**DATA SUPPLIED**.
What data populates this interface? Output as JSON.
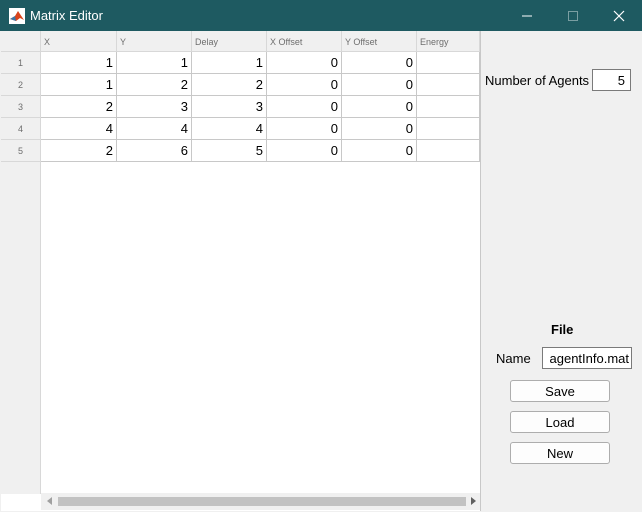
{
  "window": {
    "title": "Matrix Editor",
    "titlebar_color": "#1e5a61"
  },
  "table": {
    "columns": [
      "X",
      "Y",
      "Delay",
      "X Offset",
      "Y Offset",
      "Energy"
    ],
    "row_numbers": [
      "1",
      "2",
      "3",
      "4",
      "5"
    ],
    "rows": [
      [
        "1",
        "1",
        "1",
        "0",
        "0",
        ""
      ],
      [
        "1",
        "2",
        "2",
        "0",
        "0",
        ""
      ],
      [
        "2",
        "3",
        "3",
        "0",
        "0",
        ""
      ],
      [
        "4",
        "4",
        "4",
        "0",
        "0",
        ""
      ],
      [
        "2",
        "6",
        "5",
        "0",
        "0",
        ""
      ]
    ]
  },
  "side_panel": {
    "num_agents_label": "Number of Agents",
    "num_agents_value": "5",
    "file_heading": "File",
    "name_label": "Name",
    "name_value": "agentInfo.mat",
    "save_label": "Save",
    "load_label": "Load",
    "new_label": "New"
  },
  "icons": {
    "app": "matlab-icon",
    "minimize": "minimize-icon",
    "maximize": "maximize-icon",
    "close": "close-icon"
  }
}
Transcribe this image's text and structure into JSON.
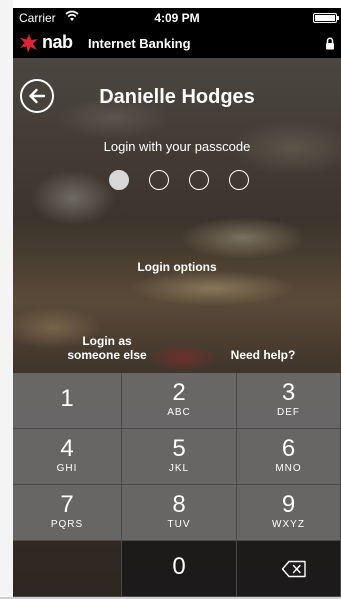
{
  "status_bar": {
    "carrier": "Carrier",
    "time": "4:09 PM"
  },
  "nav_bar": {
    "brand": "nab",
    "title": "Internet Banking"
  },
  "login": {
    "user_name": "Danielle Hodges",
    "prompt": "Login with your passcode",
    "passcode_length": 4,
    "digits_entered": 1,
    "options_label": "Login options",
    "someone_else_line1": "Login as",
    "someone_else_line2": "someone else",
    "need_help": "Need help?"
  },
  "keypad": [
    {
      "digit": "1",
      "letters": ""
    },
    {
      "digit": "2",
      "letters": "ABC"
    },
    {
      "digit": "3",
      "letters": "DEF"
    },
    {
      "digit": "4",
      "letters": "GHI"
    },
    {
      "digit": "5",
      "letters": "JKL"
    },
    {
      "digit": "6",
      "letters": "MNO"
    },
    {
      "digit": "7",
      "letters": "PQRS"
    },
    {
      "digit": "8",
      "letters": "TUV"
    },
    {
      "digit": "9",
      "letters": "WXYZ"
    },
    {
      "digit": "0",
      "letters": ""
    }
  ],
  "colors": {
    "brand_red": "#d8262e",
    "nav_background": "#000000"
  },
  "icons": {
    "back": "back-arrow-icon",
    "lock": "lock-icon",
    "delete": "backspace-icon",
    "wifi": "wifi-icon",
    "brand": "nab-star-icon"
  }
}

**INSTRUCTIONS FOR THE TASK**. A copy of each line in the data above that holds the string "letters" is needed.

**RESULT**.
      "letters": ""
      "letters": "ABC"
      "letters": "DEF"
      "letters": "GHI"
      "letters": "JKL"
      "letters": "MNO"
      "letters": "PQRS"
      "letters": "TUV"
      "letters": "WXYZ"
      "letters": ""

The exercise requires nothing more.